Mosley Diet: A Comprehensive Guide to Intermittent Fasting
Understanding the Mosley Diet: A Holistic Approach to Intermittent Fasting
Intermittent fasting has gained immense popularity in recent years due to its potential benefits for weight loss, improved metabolic health, and longevity. Among the various approaches to intermittent fasting, the Mosley Diet stands out as a flexible and sustainable method. In this article, we will provide a thorough overview of the Mosley Diet, including its different types, popularity, and quantitative measurements. Additionally, we will discuss the variations within the Mosley Diet, its historical progression, as well as its advantages and disadvantages. So let’s dive in!
Exploring the Mosley Diet
The Mosley Diet, popularized by renowned journalist and scientist Dr. Michael Mosley, is an intermittent fasting approach that involves alternate-day fasting and time-restricted eating. Its main purpose is to trigger the body’s natural ability to burn fat for energy, resulting in weight loss. The Mosley Diet offers flexibility by allowing individuals to modify their fasting and eating windows according to their lifestyle and preferences.
Types and Popularity
There are two main types of the Mosley Diet: the 5:2 Diet and the 16:8 Diet.
1. The 5:2 Diet: Also known as the Fast Diet, it involves eating normally for five days of the week and restricting calorie intake to 500-600 calories for two non-consecutive days. This approach allows for more indulgence and prevents a feeling of deprivation.
2. The 16:8 Diet: This method revolves around restricting daily eating to an 8-hour window, with a 16-hour fasting period. It is less focused on calorie counting and more on aligning eating patterns with circadian rhythms.

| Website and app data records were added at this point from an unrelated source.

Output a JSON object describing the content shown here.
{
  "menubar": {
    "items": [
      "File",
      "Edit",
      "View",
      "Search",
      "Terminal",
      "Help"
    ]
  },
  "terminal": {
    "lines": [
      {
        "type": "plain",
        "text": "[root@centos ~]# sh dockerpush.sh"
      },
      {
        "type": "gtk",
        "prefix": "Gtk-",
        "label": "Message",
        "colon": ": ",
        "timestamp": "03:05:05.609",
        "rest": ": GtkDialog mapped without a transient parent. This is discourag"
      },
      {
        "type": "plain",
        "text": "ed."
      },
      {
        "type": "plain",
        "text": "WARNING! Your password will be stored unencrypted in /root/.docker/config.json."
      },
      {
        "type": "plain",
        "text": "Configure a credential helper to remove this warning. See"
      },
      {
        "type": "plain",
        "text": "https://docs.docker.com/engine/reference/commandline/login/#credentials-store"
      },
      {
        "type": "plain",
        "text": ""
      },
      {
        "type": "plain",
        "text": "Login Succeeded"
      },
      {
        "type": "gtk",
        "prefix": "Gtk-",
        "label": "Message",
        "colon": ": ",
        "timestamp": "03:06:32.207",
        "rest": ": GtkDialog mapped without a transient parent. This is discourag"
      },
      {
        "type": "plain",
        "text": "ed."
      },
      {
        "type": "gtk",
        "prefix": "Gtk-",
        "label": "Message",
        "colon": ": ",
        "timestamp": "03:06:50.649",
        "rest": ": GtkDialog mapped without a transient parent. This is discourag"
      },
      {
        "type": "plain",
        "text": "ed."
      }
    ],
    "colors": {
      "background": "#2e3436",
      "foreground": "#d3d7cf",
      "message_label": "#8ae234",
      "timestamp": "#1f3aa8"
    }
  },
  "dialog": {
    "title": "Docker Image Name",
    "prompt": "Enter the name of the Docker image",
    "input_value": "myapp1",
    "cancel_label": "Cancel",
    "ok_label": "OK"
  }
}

Both types have gained significant popularity due to their simplicity and potential health benefits.
Quantitative Measurements of the Mosley Diet
One of the main advantages of the Mosley Diet is its potential impact on weight loss and metabolic markers. Numerous studies have shown promising results, including reduced waist circumference, improved insulin sensitivity, and lower levels of inflammatory markers.
For example, a study published in the British Journal of Nutrition reported that participants following the Mosley Diet (5:2 method) for three months experienced an average weight loss of 5-7% and a decrease in insulin levels. These quantifiable measurements support the effectiveness of the Mosley Diet in achieving weight management and overall health improvement.
Differentiating Variations within the Mosley Diet
Although the Mosley Diet has two primary variations, individuals often customize it according to their needs and preferences. Some may opt for a 4:3 Diet (four days of regular eating, followed by three days of restricted calorie intake) or modify the fasting windows within the 16:8 approach. These variations empower individuals to find a fasting routine that aligns better with their lifestyle while reaping the potential benefits of the Mosley Diet.
Historical Overview of Pros and Cons
Over the years, the Mosley Diet has proven to be a valuable tool for weight management and metabolic health. However, it is important to consider both the advantages and disadvantages before embarking on this dietary approach.
1. Sustainable: The flexibility of the Mosley Diet allows for long-term adherence, making it easier to incorporate into everyday life.
2. Improved Metabolic Healt Studies have indicated positive changes in insulin levels, blood pressure, and cholesterol profiles among individuals following the Mosley Diet.
3. Convenience: The simplicity of the 16:8 Diet makes it easy to implement, requiring no specific foods or complicated meal planning.
1. Initial Adjustment: Some individuals may experience hunger and cravings during the fasting period, especially when adapting to the diet for the first time.
2. Potential Nutritional Deficiencies: Restricting calorie intake or specific food groups on fasting days may lead to inadequate nutrient intake if not carefully planned.
3. Individual Variability: The Mosley Diet may not be suitable for everyone, as individual responses to fasting can vary based on factors such as health conditions, medication, and lifestyle.
In conclusion, the Mosley Diet offers a holistic approach to intermittent fasting, with variations that suit different preferences and lifestyles. Its effectiveness in achieving weight loss and improving metabolic markers has been supported by scientific studies. By understanding the different types, quantitative measurements, and historical progression, individuals can make informed choices when considering the Mosley Diet as part of their wellness journey. Remember to consult a healthcare professional before embarking on any significant dietary changes to ensure its suitability for your specific needs.